▶ **Task description**
Retype each line below precisely.

BEGIN Exercise data

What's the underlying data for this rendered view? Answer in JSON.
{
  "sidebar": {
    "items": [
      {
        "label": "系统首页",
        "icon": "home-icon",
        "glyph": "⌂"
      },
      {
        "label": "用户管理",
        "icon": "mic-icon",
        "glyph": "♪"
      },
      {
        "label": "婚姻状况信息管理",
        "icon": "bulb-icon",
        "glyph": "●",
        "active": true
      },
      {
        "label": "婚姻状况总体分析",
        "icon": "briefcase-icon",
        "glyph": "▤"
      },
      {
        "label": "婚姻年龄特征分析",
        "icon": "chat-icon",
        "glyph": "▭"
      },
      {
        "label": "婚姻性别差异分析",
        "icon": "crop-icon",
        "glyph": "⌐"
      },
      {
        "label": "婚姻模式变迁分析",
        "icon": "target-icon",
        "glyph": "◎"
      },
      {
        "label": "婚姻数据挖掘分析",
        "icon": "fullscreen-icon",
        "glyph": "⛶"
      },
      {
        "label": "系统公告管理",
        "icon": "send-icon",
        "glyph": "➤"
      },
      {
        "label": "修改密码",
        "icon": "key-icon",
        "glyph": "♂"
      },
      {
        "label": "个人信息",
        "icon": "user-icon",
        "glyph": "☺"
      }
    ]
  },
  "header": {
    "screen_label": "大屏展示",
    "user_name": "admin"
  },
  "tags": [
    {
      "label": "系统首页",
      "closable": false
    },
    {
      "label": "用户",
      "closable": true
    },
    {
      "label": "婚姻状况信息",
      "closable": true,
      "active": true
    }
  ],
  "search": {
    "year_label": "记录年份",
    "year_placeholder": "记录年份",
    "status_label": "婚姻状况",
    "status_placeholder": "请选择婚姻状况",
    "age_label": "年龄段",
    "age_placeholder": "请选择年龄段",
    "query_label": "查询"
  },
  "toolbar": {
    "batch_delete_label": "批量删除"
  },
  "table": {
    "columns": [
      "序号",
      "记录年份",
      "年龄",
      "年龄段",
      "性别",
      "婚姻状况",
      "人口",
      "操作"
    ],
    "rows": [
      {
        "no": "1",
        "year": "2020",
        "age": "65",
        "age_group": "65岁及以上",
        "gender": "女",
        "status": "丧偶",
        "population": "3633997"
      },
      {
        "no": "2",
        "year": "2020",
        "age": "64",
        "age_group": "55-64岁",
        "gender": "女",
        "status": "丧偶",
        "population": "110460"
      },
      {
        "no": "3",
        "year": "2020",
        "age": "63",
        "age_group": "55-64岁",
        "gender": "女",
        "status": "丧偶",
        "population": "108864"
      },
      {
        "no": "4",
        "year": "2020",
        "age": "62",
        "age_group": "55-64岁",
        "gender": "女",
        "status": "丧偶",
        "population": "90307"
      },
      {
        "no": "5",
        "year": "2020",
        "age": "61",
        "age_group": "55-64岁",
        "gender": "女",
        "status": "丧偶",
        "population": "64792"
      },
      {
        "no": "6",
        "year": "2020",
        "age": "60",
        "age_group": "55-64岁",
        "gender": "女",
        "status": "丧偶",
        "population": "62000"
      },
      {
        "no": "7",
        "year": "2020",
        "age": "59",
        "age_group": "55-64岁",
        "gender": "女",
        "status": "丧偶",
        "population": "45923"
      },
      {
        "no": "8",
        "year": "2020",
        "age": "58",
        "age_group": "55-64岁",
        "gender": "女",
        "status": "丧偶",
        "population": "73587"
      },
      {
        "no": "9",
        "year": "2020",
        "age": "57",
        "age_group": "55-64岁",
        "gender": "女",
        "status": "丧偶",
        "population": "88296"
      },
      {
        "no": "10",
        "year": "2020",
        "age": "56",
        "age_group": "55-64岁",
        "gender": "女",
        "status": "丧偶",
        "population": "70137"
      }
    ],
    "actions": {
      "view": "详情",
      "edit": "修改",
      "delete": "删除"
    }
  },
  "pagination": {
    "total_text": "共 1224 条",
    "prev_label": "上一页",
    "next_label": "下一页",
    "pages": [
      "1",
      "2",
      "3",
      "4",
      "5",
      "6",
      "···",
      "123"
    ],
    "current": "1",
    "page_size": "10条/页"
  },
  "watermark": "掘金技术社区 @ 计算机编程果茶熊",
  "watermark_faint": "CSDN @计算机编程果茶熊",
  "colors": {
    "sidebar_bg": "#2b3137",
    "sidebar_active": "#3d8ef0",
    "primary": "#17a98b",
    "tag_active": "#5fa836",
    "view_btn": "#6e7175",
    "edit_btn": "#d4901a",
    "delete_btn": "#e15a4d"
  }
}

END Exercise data

▶ **Response area**
What's the underlying data for this rendered view? Answer in JSON.
{
  "sidebar": {
    "items": [
      {
        "label": "系统首页",
        "icon": "home-icon",
        "glyph": "⌂"
      },
      {
        "label": "用户管理",
        "icon": "mic-icon",
        "glyph": "♪"
      },
      {
        "label": "婚姻状况信息管理",
        "icon": "bulb-icon",
        "glyph": "●",
        "active": true
      },
      {
        "label": "婚姻状况总体分析",
        "icon": "briefcase-icon",
        "glyph": "▤"
      },
      {
        "label": "婚姻年龄特征分析",
        "icon": "chat-icon",
        "glyph": "▭"
      },
      {
        "label": "婚姻性别差异分析",
        "icon": "crop-icon",
        "glyph": "⌐"
      },
      {
        "label": "婚姻模式变迁分析",
        "icon": "target-icon",
        "glyph": "◎"
      },
      {
        "label": "婚姻数据挖掘分析",
        "icon": "fullscreen-icon",
        "glyph": "⛶"
      },
      {
        "label": "系统公告管理",
        "icon": "send-icon",
        "glyph": "➤"
      },
      {
        "label": "修改密码",
        "icon": "key-icon",
        "glyph": "♂"
      },
      {
        "label": "个人信息",
        "icon": "user-icon",
        "glyph": "☺"
      }
    ]
  },
  "header": {
    "screen_label": "大屏展示",
    "user_name": "admin"
  },
  "tags": [
    {
      "label": "系统首页",
      "closable": false
    },
    {
      "label": "用户",
      "closable": true
    },
    {
      "label": "婚姻状况信息",
      "closable": true,
      "active": true
    }
  ],
  "search": {
    "year_label": "记录年份",
    "year_placeholder": "记录年份",
    "status_label": "婚姻状况",
    "status_placeholder": "请选择婚姻状况",
    "age_label": "年龄段",
    "age_placeholder": "请选择年龄段",
    "query_label": "查询"
  },
  "toolbar": {
    "batch_delete_label": "批量删除"
  },
  "table": {
    "columns": [
      "序号",
      "记录年份",
      "年龄",
      "年龄段",
      "性别",
      "婚姻状况",
      "人口",
      "操作"
    ],
    "rows": [
      {
        "no": "1",
        "year": "2020",
        "age": "65",
        "age_group": "65岁及以上",
        "gender": "女",
        "status": "丧偶",
        "population": "3633997"
      },
      {
        "no": "2",
        "year": "2020",
        "age": "64",
        "age_group": "55-64岁",
        "gender": "女",
        "status": "丧偶",
        "population": "110460"
      },
      {
        "no": "3",
        "year": "2020",
        "age": "63",
        "age_group": "55-64岁",
        "gender": "女",
        "status": "丧偶",
        "population": "108864"
      },
      {
        "no": "4",
        "year": "2020",
        "age": "62",
        "age_group": "55-64岁",
        "gender": "女",
        "status": "丧偶",
        "population": "90307"
      },
      {
        "no": "5",
        "year": "2020",
        "age": "61",
        "age_group": "55-64岁",
        "gender": "女",
        "status": "丧偶",
        "population": "64792"
      },
      {
        "no": "6",
        "year": "2020",
        "age": "60",
        "age_group": "55-64岁",
        "gender": "女",
        "status": "丧偶",
        "population": "62000"
      },
      {
        "no": "7",
        "year": "2020",
        "age": "59",
        "age_group": "55-64岁",
        "gender": "女",
        "status": "丧偶",
        "population": "45923"
      },
      {
        "no": "8",
        "year": "2020",
        "age": "58",
        "age_group": "55-64岁",
        "gender": "女",
        "status": "丧偶",
        "population": "73587"
      },
      {
        "no": "9",
        "year": "2020",
        "age": "57",
        "age_group": "55-64岁",
        "gender": "女",
        "status": "丧偶",
        "population": "88296"
      },
      {
        "no": "10",
        "year": "2020",
        "age": "56",
        "age_group": "55-64岁",
        "gender": "女",
        "status": "丧偶",
        "population": "70137"
      }
    ],
    "actions": {
      "view": "详情",
      "edit": "修改",
      "delete": "删除"
    }
  },
  "pagination": {
    "total_text": "共 1224 条",
    "prev_label": "上一页",
    "next_label": "下一页",
    "pages": [
      "1",
      "2",
      "3",
      "4",
      "5",
      "6",
      "···",
      "123"
    ],
    "current": "1",
    "page_size": "10条/页"
  },
  "watermark": "掘金技术社区 @ 计算机编程果茶熊",
  "watermark_faint": "CSDN @计算机编程果茶熊",
  "colors": {
    "sidebar_bg": "#2b3137",
    "sidebar_active": "#3d8ef0",
    "primary": "#17a98b",
    "tag_active": "#5fa836",
    "view_btn": "#6e7175",
    "edit_btn": "#d4901a",
    "delete_btn": "#e15a4d"
  }
}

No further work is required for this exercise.